She said Brown also enjoyed photography and documented many of Columbia's exploits on film.
In his last e-mail message to friends, Brown wrote: "The views of the Earth are really beautiful. If you've ever seen a space IMAX movie, that's what it really looks like."
BROWN, DAVID MCDOWELL
Posted: 27 February 2003 Updated: 12 March 2003 Updated: 6 July 2003 Updated: 20 March 2004
The flag-draped casket of space shuttle Columbia mission specialist, Navy Captain David M. Brown, is carried to the graveside funeral service with full military honors at Arlington National Cemetery, Wednesday, March 12, 2003.

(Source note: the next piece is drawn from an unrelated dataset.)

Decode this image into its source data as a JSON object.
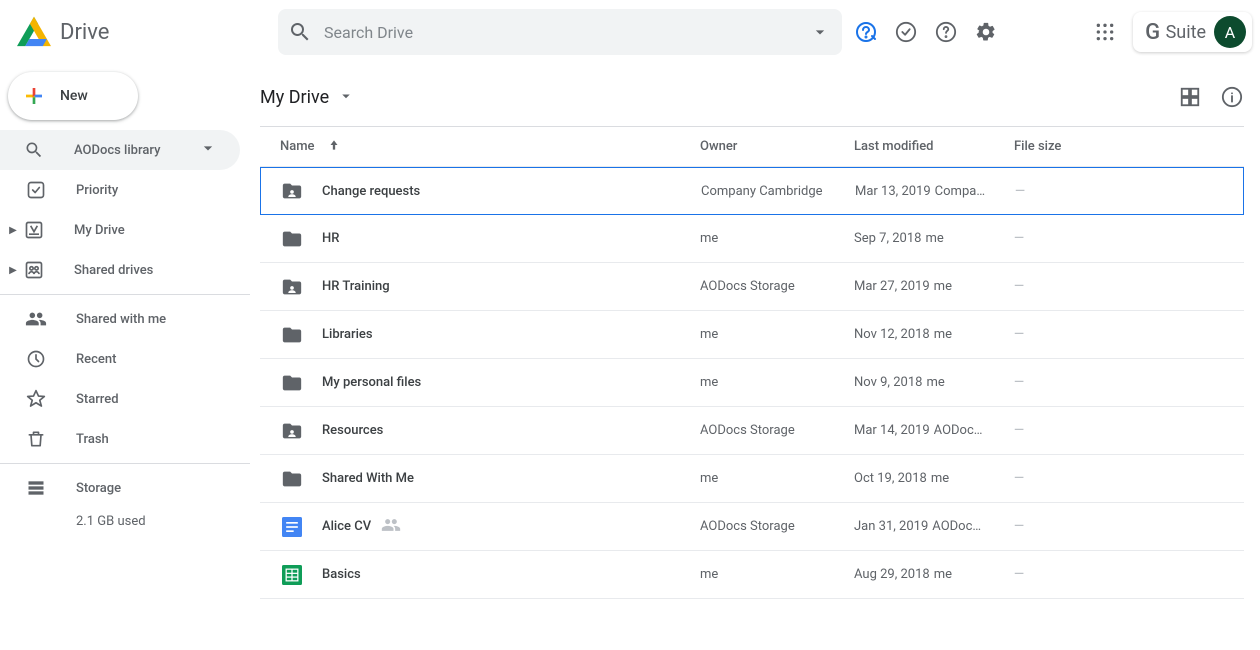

Paul Brown (lower right) watches his son's, Navy Captain David M. Brown, coffin at Arlington National Cemetery, March 12, 2003.
As his father Paul Brown watches from his wheelchair at right, space shuttle Columbia mission specialist, Navy Captain David M. Brown, is buried with full military honors at Arlington National Cemetery in Arlington, Virginia, his home town, Wednesday, March 12, 2003.
As his father Paul Brown weeps, center, Space shuttle Columbia mission specialist, Navy Captain David M. Brown, is buried with full military honors at Arlington National Cemetery, in Arlington, Virginia, his home town, Wednesday, March 12, 2003. His mother Dorothy Brown mourns at right.
NASA Administrator Sean O'Keefe, left, bends down to comfort the parents of space shuttle Columbia mission specialist Navy Captain David M. Brown, as the fallen astronaut is buried with full military honors at Arlington National Cemetery.
As his father Paul Brown watches from his wheelchair at center, space shuttle Columbia mission specialist, Navy Captain David M. Brown, is buried with full military honors at Arlington National Cemetery, Wednesday, March 12, 2003. Dr. Jonathan Clark, the husband of Captain Laurel Blair Salton Clark, is at right in sunglasses.
As his father Paul Brown watches from his wheelchair at center, space shuttle Columbia mission specialist, Navy Captain David M. Brown, is buried with full military honors at Arlington National Cemetery,Wednesday, March 12, 2003.
As his father Paul Brown weeps, space shuttle Columbia mission specialist, Navy Captain David M. Brown, is buried with full military honors at Arlington National Cemetery, Wednesday, March 12, 2003.
Paul Brown is comforted at his son's, Navy Captain David M. Brown, grave site at Arlington National Cemetery, March 12, 2003.
Paul Brown is handed the flag from his son's, Navy Captain David M. Brown, coffin at Arlington National Cemetery, March 12, 2003.
|Photos Courtesy of The Associated Press & Reuters Press Service|
Photo By M. R. Patterson, 27 June 2003